The veteran unemployment rate for those who served post-Sept. 11, 2001 is significantly higher than for civilians. There is also a “substantial disparity,” advocates say, between the unemployment rate for individuals with disabilities and the unemployment rate for individuals without disabilities. Advocates for veterans also say that vets have earned the quota support.
According to Joe Sharpe, the director of the American Legion’s economic division, employers who put an emphasis on hiring veterans when possible are doing their own part to serve their country. And vets, Sharpe argues, are at a disadvantage, pulled out of the workforce for extended periods of time to serve, which means they have less time and opportunity to gain valuable skills and network. The two regulations, slated to go into effect in March 2014, will set the benchmarks for hiring by government contractors to be at least seven percent individuals with disabilities , and the percentage of veterans determined by the number of veterans presently in the workforce. Currently, the percentage of vets in the workforce is eight percent. Those opposing the rule says that the goals are the same as a quota. However, if a contractor does not comply with the benchmarks for hiring, there are no predetermined fines or penalties.

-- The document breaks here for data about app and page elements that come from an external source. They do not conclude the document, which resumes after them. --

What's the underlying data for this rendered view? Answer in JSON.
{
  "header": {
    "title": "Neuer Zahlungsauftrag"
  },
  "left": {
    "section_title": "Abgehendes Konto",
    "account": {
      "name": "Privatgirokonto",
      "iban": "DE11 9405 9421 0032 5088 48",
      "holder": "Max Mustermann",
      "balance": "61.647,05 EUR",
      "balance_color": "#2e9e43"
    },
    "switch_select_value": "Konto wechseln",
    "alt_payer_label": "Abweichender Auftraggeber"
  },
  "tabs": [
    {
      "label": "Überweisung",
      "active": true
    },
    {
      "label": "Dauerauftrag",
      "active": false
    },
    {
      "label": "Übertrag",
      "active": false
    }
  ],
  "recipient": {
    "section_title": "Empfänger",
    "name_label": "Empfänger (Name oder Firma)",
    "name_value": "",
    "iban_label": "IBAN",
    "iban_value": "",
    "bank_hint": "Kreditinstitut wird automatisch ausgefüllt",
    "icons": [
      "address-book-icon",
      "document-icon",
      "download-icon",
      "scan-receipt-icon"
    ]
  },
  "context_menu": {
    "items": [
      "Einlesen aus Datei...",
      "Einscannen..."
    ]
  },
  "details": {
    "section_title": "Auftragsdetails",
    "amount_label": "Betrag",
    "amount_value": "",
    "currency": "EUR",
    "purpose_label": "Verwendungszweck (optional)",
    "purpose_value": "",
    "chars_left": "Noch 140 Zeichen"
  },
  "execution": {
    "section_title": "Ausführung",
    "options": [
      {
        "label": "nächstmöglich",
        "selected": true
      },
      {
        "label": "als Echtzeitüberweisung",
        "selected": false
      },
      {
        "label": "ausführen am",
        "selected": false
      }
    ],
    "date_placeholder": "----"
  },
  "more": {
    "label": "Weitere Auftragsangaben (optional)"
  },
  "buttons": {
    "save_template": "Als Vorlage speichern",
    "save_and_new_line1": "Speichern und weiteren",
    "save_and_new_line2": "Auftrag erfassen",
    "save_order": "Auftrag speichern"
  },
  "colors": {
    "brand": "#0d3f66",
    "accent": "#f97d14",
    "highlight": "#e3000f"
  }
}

Mark Perriello, the president and chief executive of the American Association of People with Disabilities argues that the rules are not the same as a quota. The rules, he says, are “an inspirational target” for government contractors. All that is needed is a “good faith effort.” Seven percent is not set in stone. It is a target.
But some advocacy groups are not comfortable with the rules. Contractors will be facing an increase in paperwork requirements.
The public was invited to comment for two months on the federal contractor restrictions.